Data: Begin

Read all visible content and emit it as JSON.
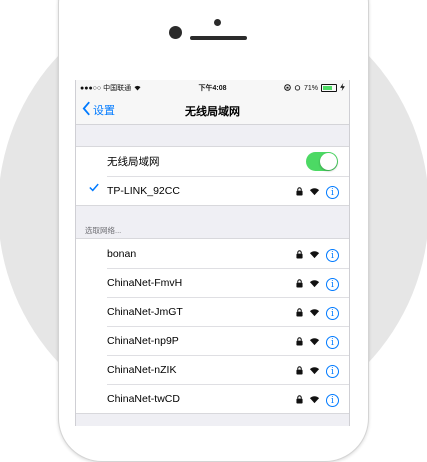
{
  "status_bar": {
    "carrier": "●●●○○ 中国联通",
    "time": "下午4:08",
    "battery": "71%",
    "battery_level": 0.71
  },
  "nav": {
    "back_label": "设置",
    "title": "无线局域网"
  },
  "wifi_toggle": {
    "label": "无线局域网",
    "on": true
  },
  "connected_network": {
    "name": "TP-LINK_92CC"
  },
  "section_header": "选取网络...",
  "networks": [
    {
      "name": "bonan"
    },
    {
      "name": "ChinaNet-FmvH"
    },
    {
      "name": "ChinaNet-JmGT"
    },
    {
      "name": "ChinaNet-np9P"
    },
    {
      "name": "ChinaNet-nZIK"
    },
    {
      "name": "ChinaNet-twCD"
    }
  ],
  "icons": {
    "lock": "lock-icon",
    "wifi": "wifi-icon",
    "info": "info-icon"
  },
  "colors": {
    "accent": "#007aff",
    "toggle_on": "#4cd964",
    "background": "#efeff4"
  }
}
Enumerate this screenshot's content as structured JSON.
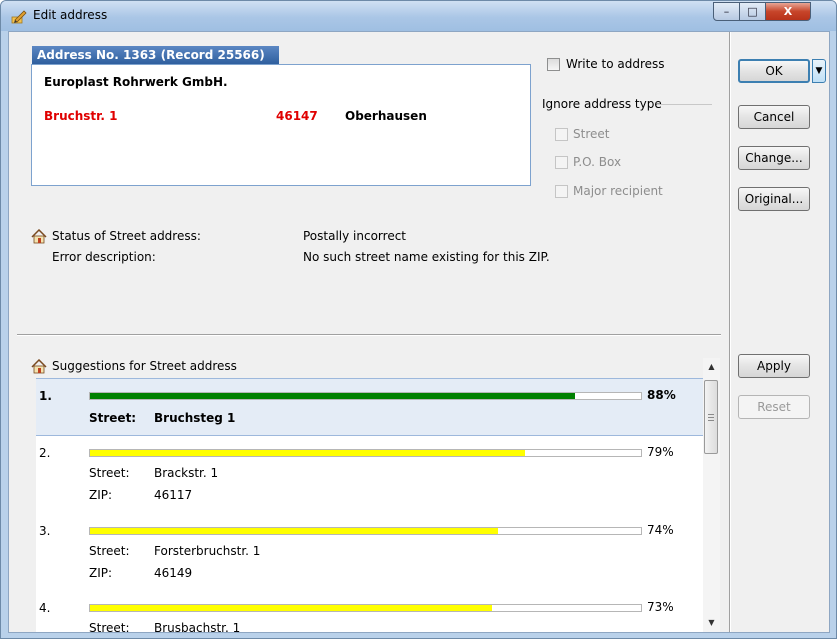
{
  "window": {
    "title": "Edit address",
    "controls": {
      "minimize": "–",
      "maximize": "□",
      "close": "X"
    }
  },
  "address": {
    "header": "Address No. 1363 (Record 25566)",
    "company": "Europlast Rohrwerk GmbH.",
    "street": "Bruchstr. 1",
    "zip": "46147",
    "city": "Oberhausen",
    "highlight_color": "#e00000"
  },
  "options": {
    "write_to_address": "Write to address",
    "ignore_group": "Ignore address type",
    "ignore_items": [
      "Street",
      "P.O. Box",
      "Major recipient"
    ]
  },
  "status": {
    "label": "Status of Street address:",
    "value": "Postally incorrect",
    "error_label": "Error description:",
    "error_value": "No such street name existing for this ZIP."
  },
  "buttons": {
    "ok": "OK",
    "ok_dropdown": "▼",
    "cancel": "Cancel",
    "change": "Change...",
    "original": "Original...",
    "apply": "Apply",
    "reset": "Reset"
  },
  "suggestions": {
    "title": "Suggestions for Street address",
    "street_label": "Street:",
    "zip_label": "ZIP:",
    "items": [
      {
        "num": "1.",
        "pct": "88%",
        "score": 0.88,
        "color": "#008000",
        "street": "Bruchsteg 1",
        "zip": ""
      },
      {
        "num": "2.",
        "pct": "79%",
        "score": 0.79,
        "color": "#ffff00",
        "street": "Brackstr. 1",
        "zip": "46117"
      },
      {
        "num": "3.",
        "pct": "74%",
        "score": 0.74,
        "color": "#ffff00",
        "street": "Forsterbruchstr. 1",
        "zip": "46149"
      },
      {
        "num": "4.",
        "pct": "73%",
        "score": 0.73,
        "color": "#ffff00",
        "street": "Brusbachstr. 1",
        "zip": ""
      }
    ]
  }
}
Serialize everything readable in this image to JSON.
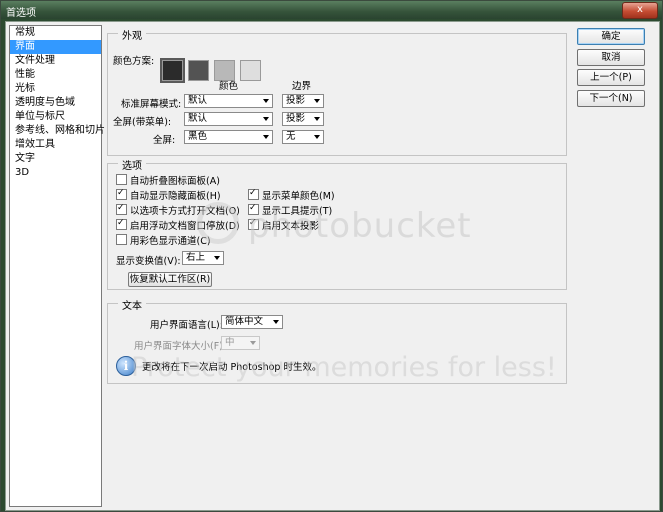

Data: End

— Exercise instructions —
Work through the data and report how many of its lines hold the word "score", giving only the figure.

— Solution for this task —
4